Task brief. The expected output is each line in the data below that includes the string "name".

Given information.
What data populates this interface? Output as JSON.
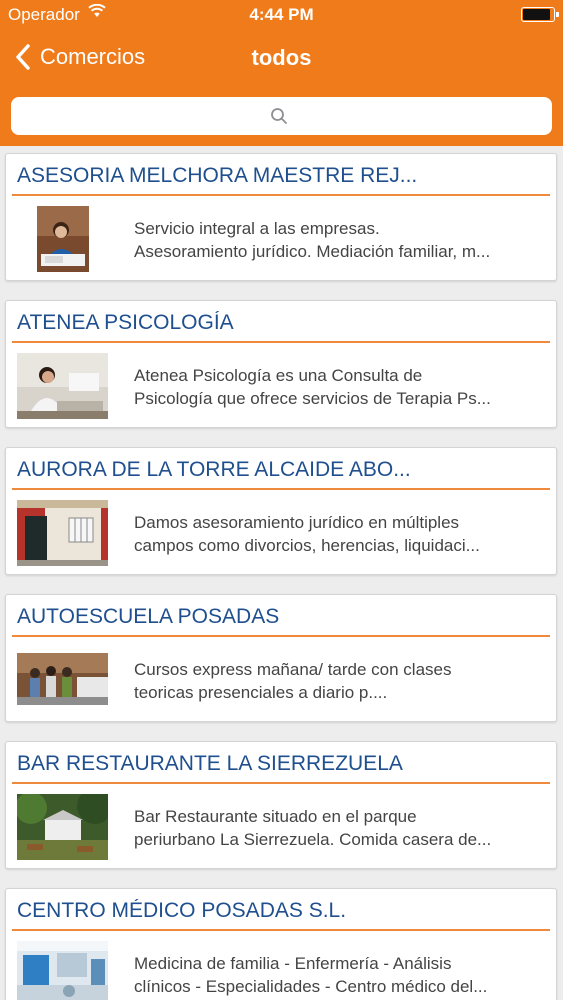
{
  "status_bar": {
    "carrier": "Operador",
    "time": "4:44 PM"
  },
  "nav": {
    "back_label": "Comercios",
    "title": "todos"
  },
  "search": {
    "placeholder": ""
  },
  "businesses": [
    {
      "name": "ASESORIA MELCHORA MAESTRE REJ...",
      "line1": "Servicio integral a las empresas.",
      "line2": "Asesoramiento jurídico. Mediación familiar, m..."
    },
    {
      "name": "ATENEA PSICOLOGÍA",
      "line1": "Atenea Psicología es una Consulta de",
      "line2": "Psicología que ofrece servicios de Terapia Ps..."
    },
    {
      "name": "AURORA DE LA TORRE ALCAIDE ABO...",
      "line1": "Damos asesoramiento jurídico en múltiples",
      "line2": "campos como divorcios,  herencias, liquidaci..."
    },
    {
      "name": "AUTOESCUELA POSADAS",
      "line1": "Cursos express mañana/ tarde con clases",
      "line2": "teoricas presenciales  a diario p...."
    },
    {
      "name": "BAR RESTAURANTE LA SIERREZUELA",
      "line1": "Bar Restaurante situado en el parque",
      "line2": "periurbano La Sierrezuela. Comida casera de..."
    },
    {
      "name": "CENTRO MÉDICO POSADAS S.L.",
      "line1": "Medicina de familia - Enfermería - Análisis",
      "line2": "clínicos - Especialidades - Centro médico del..."
    }
  ],
  "colors": {
    "accent": "#ef7b1b",
    "title_text": "#1f4f8f",
    "divider": "#ef8a3c"
  }
}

Solution.
      "name": "ASESORIA MELCHORA MAESTRE REJ...",
      "name": "ATENEA PSICOLOGÍA",
      "name": "AURORA DE LA TORRE ALCAIDE ABO...",
      "name": "AUTOESCUELA POSADAS",
      "name": "BAR RESTAURANTE LA SIERREZUELA",
      "name": "CENTRO MÉDICO POSADAS S.L.",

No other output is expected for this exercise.